“I think that will be something that will be very useful for them as they continue to deal not only with COVID patients, but also non-COVID patients,” DeSantis said. “So we’re happy to be able to be supportive, and we’re standing by to do more as circumstances warrant.”
Jackson Memorial Hospital, the system’s largest institution, has seen its resources stressed during the surge in COVID-19 cases, with the percentage of available intensive care beds falling to 9% Tuesday, according to state records. Jackson has stopped performing non-urgent procedures to free up space.
Don Steigman, executive vice president and chief operating officer of Jackson Health System, said the additional 100 professionals would address the system's most important issue, which wasn't capacity.
“Our biggest challenge is staffing,” he said.
The hospital system said most of the nurses will be able to treat patients in the ICU.
“Jackson has been aggressively hiring to keep up with the demand, but staffing has become a top challenge,” the health system said in a written statement. “We have hired more than 80 nurses in the last two weeks, who we expect will be on board, trained, and seeing patients within 30 days.”
Of the 23 hospitals reporting in Broward County, seven reported ICUs at 90% capacity or more. Of the 17 reporting in Palm Beach County, there were two. Of the 34 reporting in Miami-Dade County, there were 10.
Although individual hospitals may be running out of ICU beds, South Florida counties retain a safety margin. Broward has 15% of beds available, with Memorial Regional, one of the largest hospitals, retaining 21 open beds of 56 total.
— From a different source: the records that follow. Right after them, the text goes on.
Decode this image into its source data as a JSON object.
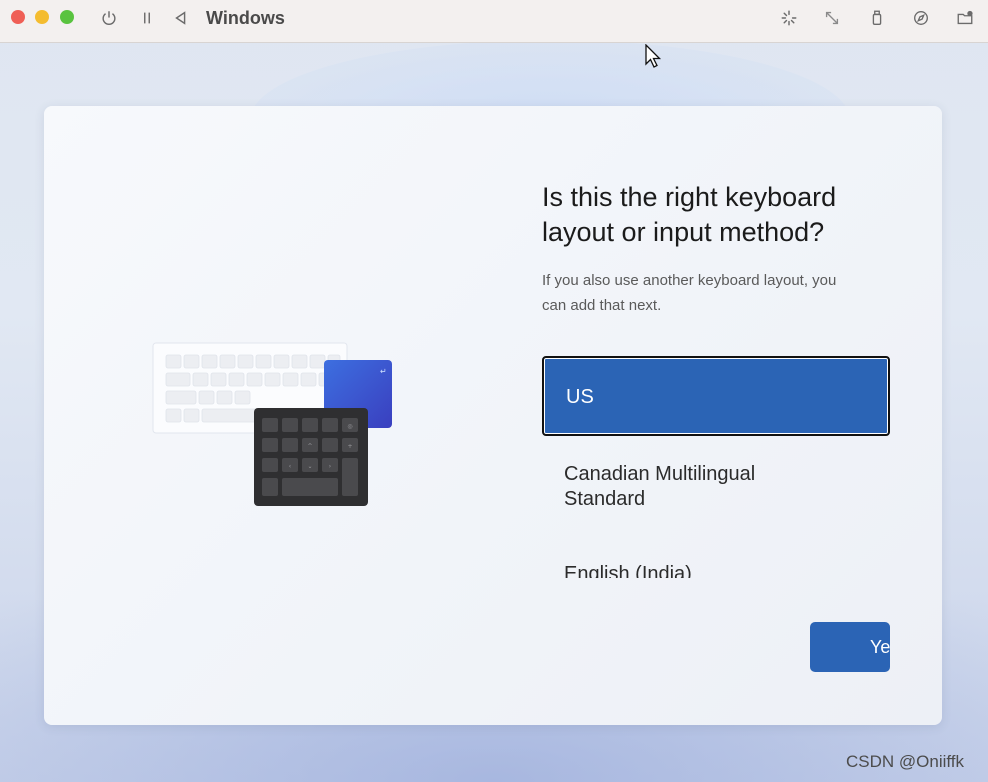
{
  "window": {
    "title": "Windows",
    "traffic_lights": [
      "#ef5f56",
      "#f4bc2f",
      "#59c33f"
    ],
    "toolbar_icons_left": [
      "power-icon",
      "pause-icon",
      "back-triangle-icon"
    ],
    "toolbar_icons_right": [
      "spinner-icon",
      "resize-arrows-icon",
      "usb-icon",
      "safari-compass-icon",
      "folder-share-icon"
    ]
  },
  "setup": {
    "heading_line1": "Is this the right keyboard",
    "heading_line2": "layout or input method?",
    "subtitle_line1": "If you also use another keyboard layout, you",
    "subtitle_line2": "can add that next.",
    "layouts": [
      {
        "label": "US",
        "selected": true
      },
      {
        "label": "Canadian Multilingual",
        "label_line2": "Standard",
        "selected": false
      },
      {
        "label": "English (India)",
        "selected": false
      }
    ],
    "next_button": "Yes",
    "accent": "#2b64b5"
  },
  "watermark": "CSDN @Oniiffk",
  "colors": {
    "titlebar": "#f3f0ef",
    "card": "#f4f6fa"
  }
}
Miami-Dade has 16%, with Mt. Sinai Medical Center of Miami Beach still retaining 38 open ICU beds of 109. The situation is more favorable in Palm Beach County, where 24% of 432 beds remain open.
But even in Palm Beach County, the trend in coronavirus use remains upward. The percentage of ICU beds occupied by coronavirus patients rose from 18% two weeks ago to 29% on Monday, according to records from Palm Beach County.
Baptist Health is another group experiencing strain on its South Florida hospitals, with several ICUs at 90% to 100% capacity. A spokesman for Baptist Health said its hospitals have made plans to increase capacity if needed.
“We have seen the number of patients seeking care related to COVID-19 continue to increase, and our hospitals are very busy,” said David Zarco, spokesman for Baptist Health South Florida. “Some of our hospitals are at full or nearly full capacity, as reported to the state each day. We have surge plans in place that allow us to increase our bed capacity; and with 10 hospitals in our system, we have the ability to move patients and staff across our organization to help manage our volume.”